I just read a wonderful article about using chickens to “turn” a compost pile until it is mulch. This aligns with our goal of having working chickens that add and benefit the garden.
I am linking a few of the photos (particularly the before and after shots), so to get the full article and more pictures, follow here: Composting with Chickens – BackYard Chickens Community.
Composting also allows us to cycle through the Franken-hay that we inadvertently bought. In a pinch, we purchased some hay from the local co-op. After working with the hay, Rebecca broke out in a pretty severe rash on any skin that was exposed to the hay particles floating in the air. When asked at the co-op, they indicated that it was “normal” hay, probably just treated with a little 2,4-D.
We are now buying straw and hay from a local farmer committed to organic practices. The hay is not as green, but we are finding that the greener the hay, the more toxic the hay.
A final note, Penelope the duck has started laying again. She has been fallow for about a month, with an occasional “rubber” egg–an egg whose shell isn’t completely firm. We tried providing oyster shells to help, but it (coincidentally?) seems to correlate with removing all of the co-op hay and introducing the organically-grown hay. After two days with the better hay, the shell has firmed up.
The franken-hay is being moved well away.
- Urban Green Tip: How To Compost in the City (shawnacoronado.com)
- How do you start composting? Part 1: Composting for free (sweethollowalmanac.com)
- How Do I Keep Composting? Part 2: Getting in the Habit (sweethollowalmanac.com)

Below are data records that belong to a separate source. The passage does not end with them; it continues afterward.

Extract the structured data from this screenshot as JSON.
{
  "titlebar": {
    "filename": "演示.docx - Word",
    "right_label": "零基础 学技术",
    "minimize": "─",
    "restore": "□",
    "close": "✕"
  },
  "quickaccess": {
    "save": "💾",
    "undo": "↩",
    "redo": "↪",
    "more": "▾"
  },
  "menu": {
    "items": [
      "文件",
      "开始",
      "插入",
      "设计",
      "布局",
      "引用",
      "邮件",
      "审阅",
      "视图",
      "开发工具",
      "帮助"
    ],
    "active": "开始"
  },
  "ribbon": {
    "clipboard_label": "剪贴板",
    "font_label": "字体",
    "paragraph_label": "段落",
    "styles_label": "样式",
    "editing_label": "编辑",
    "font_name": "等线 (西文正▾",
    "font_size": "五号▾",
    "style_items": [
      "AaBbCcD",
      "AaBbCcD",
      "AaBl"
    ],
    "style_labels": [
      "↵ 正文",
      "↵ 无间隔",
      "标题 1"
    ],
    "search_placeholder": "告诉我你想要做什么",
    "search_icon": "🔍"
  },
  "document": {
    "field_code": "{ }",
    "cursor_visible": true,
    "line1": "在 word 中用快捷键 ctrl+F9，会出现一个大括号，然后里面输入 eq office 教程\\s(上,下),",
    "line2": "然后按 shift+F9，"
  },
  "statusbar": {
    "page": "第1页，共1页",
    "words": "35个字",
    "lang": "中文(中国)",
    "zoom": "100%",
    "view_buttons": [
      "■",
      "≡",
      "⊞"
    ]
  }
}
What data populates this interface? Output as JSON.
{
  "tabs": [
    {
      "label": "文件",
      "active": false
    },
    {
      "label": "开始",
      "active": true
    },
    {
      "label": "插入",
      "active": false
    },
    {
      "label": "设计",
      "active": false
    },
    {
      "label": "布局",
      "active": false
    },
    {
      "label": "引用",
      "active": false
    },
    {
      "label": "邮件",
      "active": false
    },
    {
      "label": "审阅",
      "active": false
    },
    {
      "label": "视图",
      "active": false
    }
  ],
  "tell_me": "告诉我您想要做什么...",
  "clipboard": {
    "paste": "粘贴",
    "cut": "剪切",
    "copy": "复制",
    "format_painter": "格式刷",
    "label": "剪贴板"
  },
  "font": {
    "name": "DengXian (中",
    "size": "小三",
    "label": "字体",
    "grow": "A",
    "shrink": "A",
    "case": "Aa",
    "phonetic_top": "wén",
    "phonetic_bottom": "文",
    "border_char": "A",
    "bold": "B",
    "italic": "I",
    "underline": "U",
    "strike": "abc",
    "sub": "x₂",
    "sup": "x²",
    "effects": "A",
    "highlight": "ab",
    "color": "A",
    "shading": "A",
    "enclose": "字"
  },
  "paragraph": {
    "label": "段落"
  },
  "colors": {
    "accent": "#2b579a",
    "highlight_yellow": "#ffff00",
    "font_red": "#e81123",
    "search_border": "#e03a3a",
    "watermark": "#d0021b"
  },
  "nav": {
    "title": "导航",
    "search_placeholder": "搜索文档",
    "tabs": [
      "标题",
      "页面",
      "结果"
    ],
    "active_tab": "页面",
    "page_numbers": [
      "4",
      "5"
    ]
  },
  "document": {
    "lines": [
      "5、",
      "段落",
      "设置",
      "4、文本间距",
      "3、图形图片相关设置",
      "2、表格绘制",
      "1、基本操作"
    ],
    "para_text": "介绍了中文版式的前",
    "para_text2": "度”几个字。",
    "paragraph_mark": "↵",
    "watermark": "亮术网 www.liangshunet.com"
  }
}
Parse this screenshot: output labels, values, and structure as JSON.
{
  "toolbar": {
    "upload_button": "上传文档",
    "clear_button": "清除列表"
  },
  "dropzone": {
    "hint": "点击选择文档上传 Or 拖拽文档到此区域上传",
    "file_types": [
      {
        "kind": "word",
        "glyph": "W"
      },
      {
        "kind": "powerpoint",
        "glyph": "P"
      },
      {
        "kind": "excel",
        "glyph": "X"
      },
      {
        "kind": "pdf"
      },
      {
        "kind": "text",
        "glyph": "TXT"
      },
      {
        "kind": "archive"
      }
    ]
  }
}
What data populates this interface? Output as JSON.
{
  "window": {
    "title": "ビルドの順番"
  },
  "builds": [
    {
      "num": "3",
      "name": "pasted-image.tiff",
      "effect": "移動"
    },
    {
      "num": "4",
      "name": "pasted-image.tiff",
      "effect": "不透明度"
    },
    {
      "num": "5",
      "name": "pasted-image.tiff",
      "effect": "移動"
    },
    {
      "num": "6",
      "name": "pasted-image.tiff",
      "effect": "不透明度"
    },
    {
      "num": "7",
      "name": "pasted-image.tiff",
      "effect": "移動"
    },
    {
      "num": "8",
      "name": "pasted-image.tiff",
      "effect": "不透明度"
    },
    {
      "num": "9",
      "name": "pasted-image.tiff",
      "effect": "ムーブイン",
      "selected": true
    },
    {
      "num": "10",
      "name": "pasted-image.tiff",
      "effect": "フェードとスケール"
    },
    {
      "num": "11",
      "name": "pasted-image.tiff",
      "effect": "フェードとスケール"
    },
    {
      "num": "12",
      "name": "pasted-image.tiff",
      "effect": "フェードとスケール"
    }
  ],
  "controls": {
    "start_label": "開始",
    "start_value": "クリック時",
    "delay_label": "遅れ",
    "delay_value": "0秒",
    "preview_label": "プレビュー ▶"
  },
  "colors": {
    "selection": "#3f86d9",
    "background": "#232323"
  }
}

- 9 Steps to Start an Organic Garden (greenerideal.com)
- How to Teach Kids About Using a Compost (groundtoground.org)